Security analysis of Cloud IoT services Below is my analysis of Google’s “Cloud IoT Core” and Amazon’s “AWS IoT Core”, from a security perspective. The “Core” service from both of these providers is very similar, and consists of a message broker that supports a publish/subscribe model. In both cases, it is possible for an external host to subscribe to messages, as well as to have messages sent to various compute resources within the respective provider’s cloud offerings.
This is a bit unusual of a post, as it is more of a brain dump than a nicely written prose. I may fill this in over time. TLS and why it is hard Introduction In an ideal magical world, TLS is a thing you drop into a connection and it becomes secure. Both parties just communicate as if they were read/write send/recv packets, but everything is secured.

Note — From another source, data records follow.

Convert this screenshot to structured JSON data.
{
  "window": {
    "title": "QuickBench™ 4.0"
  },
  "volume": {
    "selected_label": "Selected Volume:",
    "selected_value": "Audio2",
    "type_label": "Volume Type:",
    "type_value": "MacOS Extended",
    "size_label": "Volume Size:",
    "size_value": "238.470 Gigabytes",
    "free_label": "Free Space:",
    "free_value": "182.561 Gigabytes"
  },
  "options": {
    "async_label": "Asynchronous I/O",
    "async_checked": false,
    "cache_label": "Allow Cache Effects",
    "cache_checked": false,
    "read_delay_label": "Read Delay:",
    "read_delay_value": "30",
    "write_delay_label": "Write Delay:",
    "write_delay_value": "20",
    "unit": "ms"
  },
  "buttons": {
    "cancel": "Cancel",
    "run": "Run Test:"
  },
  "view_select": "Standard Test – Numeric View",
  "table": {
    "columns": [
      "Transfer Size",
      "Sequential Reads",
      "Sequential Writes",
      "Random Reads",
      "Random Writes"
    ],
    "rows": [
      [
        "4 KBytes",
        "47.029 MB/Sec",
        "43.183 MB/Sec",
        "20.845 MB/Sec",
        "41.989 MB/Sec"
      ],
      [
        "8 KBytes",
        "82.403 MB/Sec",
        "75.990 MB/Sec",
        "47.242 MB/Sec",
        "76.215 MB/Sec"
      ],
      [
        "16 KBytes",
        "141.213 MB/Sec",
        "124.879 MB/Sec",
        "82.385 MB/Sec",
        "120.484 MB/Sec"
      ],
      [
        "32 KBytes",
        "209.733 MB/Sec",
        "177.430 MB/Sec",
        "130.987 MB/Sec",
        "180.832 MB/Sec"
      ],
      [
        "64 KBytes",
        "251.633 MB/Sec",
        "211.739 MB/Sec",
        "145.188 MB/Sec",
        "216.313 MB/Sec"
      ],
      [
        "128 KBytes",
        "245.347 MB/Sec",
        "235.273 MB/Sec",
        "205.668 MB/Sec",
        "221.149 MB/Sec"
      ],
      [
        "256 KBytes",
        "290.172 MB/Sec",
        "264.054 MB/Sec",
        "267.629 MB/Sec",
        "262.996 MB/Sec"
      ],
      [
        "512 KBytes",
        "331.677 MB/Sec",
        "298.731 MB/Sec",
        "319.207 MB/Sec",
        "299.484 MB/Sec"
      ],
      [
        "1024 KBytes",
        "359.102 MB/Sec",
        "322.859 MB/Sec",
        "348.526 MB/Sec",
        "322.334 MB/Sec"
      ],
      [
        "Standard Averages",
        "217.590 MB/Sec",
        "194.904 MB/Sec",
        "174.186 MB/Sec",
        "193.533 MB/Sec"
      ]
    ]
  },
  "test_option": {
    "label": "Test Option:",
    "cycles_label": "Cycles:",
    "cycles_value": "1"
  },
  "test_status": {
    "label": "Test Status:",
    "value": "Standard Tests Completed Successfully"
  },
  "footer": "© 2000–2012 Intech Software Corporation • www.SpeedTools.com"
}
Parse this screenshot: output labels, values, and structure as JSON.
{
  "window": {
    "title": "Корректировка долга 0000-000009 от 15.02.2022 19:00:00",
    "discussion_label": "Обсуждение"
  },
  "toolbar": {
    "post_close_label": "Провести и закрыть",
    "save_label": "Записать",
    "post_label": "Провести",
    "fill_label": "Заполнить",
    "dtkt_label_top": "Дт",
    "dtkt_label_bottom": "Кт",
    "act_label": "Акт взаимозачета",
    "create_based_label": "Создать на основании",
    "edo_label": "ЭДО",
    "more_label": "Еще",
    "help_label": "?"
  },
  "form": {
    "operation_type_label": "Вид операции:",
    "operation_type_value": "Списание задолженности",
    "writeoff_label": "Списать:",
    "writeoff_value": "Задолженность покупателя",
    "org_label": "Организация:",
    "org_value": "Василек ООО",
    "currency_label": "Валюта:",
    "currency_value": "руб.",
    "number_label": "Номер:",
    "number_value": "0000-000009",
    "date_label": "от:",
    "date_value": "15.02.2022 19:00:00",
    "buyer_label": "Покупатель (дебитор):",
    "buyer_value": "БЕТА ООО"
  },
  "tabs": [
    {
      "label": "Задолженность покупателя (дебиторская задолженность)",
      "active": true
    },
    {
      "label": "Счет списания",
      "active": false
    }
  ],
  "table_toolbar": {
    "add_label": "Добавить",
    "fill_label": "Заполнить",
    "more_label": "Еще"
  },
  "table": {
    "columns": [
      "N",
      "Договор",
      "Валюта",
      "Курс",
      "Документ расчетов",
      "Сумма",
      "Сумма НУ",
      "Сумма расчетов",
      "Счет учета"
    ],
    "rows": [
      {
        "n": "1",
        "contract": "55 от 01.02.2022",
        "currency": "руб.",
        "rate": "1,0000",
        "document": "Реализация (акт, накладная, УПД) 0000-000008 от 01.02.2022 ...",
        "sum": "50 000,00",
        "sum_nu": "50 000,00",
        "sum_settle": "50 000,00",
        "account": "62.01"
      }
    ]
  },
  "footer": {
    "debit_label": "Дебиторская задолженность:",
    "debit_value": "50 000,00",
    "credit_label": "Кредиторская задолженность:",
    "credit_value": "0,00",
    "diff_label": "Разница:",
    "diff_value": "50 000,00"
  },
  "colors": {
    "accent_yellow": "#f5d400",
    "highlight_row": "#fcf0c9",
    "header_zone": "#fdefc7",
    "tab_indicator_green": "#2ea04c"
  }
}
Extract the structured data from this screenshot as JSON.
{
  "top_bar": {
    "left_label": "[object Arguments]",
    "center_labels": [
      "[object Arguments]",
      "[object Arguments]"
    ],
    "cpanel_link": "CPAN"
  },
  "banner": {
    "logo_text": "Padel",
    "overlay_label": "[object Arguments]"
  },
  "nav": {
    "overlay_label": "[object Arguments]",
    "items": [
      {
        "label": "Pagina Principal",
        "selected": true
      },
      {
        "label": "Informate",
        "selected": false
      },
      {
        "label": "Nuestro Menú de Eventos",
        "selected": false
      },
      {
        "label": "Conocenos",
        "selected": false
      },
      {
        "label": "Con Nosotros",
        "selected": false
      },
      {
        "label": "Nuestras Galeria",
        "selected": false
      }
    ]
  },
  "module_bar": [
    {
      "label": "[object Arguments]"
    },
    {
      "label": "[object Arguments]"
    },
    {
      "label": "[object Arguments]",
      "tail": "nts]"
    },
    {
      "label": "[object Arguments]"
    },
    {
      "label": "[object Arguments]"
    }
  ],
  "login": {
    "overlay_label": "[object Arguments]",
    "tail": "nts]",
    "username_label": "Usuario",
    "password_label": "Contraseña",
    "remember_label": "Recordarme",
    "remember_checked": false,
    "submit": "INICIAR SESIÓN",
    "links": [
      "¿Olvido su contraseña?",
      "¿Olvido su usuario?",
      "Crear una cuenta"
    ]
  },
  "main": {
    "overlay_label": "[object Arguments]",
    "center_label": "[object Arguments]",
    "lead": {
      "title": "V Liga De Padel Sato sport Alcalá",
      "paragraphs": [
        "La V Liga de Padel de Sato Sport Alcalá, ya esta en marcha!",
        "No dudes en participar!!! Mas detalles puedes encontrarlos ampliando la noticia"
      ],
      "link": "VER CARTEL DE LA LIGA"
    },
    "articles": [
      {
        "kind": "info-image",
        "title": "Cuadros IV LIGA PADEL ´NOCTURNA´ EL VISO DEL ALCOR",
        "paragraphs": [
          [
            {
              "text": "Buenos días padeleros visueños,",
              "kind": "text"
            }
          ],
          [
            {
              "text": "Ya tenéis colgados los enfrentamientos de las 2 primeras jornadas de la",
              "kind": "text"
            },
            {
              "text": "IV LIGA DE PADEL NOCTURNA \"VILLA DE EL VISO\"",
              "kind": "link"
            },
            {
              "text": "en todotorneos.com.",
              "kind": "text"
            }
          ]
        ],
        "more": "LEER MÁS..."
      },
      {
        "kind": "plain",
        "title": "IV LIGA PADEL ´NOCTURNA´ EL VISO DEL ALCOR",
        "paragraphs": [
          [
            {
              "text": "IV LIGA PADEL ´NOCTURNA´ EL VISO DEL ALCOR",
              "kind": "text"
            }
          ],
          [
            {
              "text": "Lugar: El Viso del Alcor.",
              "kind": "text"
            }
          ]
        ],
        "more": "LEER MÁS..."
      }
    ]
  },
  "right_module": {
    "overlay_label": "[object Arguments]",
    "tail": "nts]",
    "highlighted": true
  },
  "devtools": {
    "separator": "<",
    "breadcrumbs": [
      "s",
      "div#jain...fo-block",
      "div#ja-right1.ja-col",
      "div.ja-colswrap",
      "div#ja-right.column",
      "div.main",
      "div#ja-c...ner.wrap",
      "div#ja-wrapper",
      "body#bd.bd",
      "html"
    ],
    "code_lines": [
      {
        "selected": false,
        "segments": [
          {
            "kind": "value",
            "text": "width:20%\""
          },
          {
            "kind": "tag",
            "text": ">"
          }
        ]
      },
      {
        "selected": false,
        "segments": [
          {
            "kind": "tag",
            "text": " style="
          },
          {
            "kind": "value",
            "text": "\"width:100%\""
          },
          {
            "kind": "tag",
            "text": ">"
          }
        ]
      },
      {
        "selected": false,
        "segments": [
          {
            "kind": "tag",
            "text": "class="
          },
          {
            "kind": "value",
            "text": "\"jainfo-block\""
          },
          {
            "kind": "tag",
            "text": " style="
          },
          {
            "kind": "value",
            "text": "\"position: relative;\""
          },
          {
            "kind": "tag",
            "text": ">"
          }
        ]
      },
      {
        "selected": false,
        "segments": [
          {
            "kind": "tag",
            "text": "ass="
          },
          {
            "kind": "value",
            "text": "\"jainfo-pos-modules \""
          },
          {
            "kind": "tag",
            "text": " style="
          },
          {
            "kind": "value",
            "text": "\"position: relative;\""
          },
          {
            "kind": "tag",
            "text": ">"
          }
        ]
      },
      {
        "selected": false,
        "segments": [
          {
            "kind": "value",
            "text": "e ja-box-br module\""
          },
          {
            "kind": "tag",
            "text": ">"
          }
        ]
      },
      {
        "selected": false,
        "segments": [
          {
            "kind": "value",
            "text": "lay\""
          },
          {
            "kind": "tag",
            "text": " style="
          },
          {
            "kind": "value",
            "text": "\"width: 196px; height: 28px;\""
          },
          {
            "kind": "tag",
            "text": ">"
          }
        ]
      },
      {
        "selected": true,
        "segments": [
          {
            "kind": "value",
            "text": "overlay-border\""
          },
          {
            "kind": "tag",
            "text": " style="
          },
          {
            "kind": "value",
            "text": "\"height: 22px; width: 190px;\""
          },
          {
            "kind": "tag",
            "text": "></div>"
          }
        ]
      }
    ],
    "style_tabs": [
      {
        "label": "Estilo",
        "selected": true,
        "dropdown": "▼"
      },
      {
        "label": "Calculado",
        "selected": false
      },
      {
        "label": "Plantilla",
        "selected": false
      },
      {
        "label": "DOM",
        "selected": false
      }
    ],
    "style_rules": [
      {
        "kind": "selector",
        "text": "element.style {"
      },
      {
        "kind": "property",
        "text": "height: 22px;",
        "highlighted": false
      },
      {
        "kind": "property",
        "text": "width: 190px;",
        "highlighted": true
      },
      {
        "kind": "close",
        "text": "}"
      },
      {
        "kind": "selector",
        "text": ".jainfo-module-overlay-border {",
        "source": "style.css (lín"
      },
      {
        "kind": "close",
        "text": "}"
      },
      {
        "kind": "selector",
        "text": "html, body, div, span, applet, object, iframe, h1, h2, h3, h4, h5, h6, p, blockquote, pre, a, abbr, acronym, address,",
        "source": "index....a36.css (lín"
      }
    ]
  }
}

Recently, I’ve been looking at using Amazon Glacier for some of my off-site backup needs. I already have a small amount of my data being stored in s3, and the lower cost of Glacier ($0.004/GB-month) make it a possibility for backing up even more data. Since I intend for these backups to be fairly long time, I wanted to do a little analysis, comparing it with something like LTO-6. A LTO-6 tape drive looks to cost about $3000.
My regular job has me working, from time to time, with both Go and Rust. Both of these languages have a good following, and strong communities behind them, and there are things I enjoy about both languages. For the most part, if I am writing a utility for personal purposes, I will choose one of these two languages (notably, not Python). Several of my projects, I find myself maintaining in both Go and Rust, because I can’t make up my mind as to which I prefer, or which is a better fit for the problem.
I have been paying for an Adobe Creative Cloud subscription for around a year now. In order to help justify this expense, I’ve given myself a goal to learn the other programs in the suite that I don’t yet use (I primarily use Illustrator, Photoshop and Acrobat). I started with Premiere. Coming from Final Cut (before the “X” version which seems to have turned it into a toy), the user interface initially felt very different.
I am unable to access the Adobe forums, at least if I am logged in with my Adobe account. I thought I’d start by contacting Adobe Support. It seems that their support is only set up to help people with their applications, and they have nothing in place to help someone that is having a problem with their website. Vinay Pratap: Hello! Welcome to Adobe support. Vinay Pratap: We appreciate your patience and apologize for the wait.
After going through a bunch of tutorials for the various Adobe Creative Cloud Suite, I have made my first animation. I drew the clock in Illustrator (which I’ve known for many years, at least 30), with each hand on a separate layer. This took about 20 minutes. Then, I animated the hands using After Effects. This took maybe another 20 minutes. Then, I brought that animation into Premiere Pro and made a sequence that repeated for 2 minutes.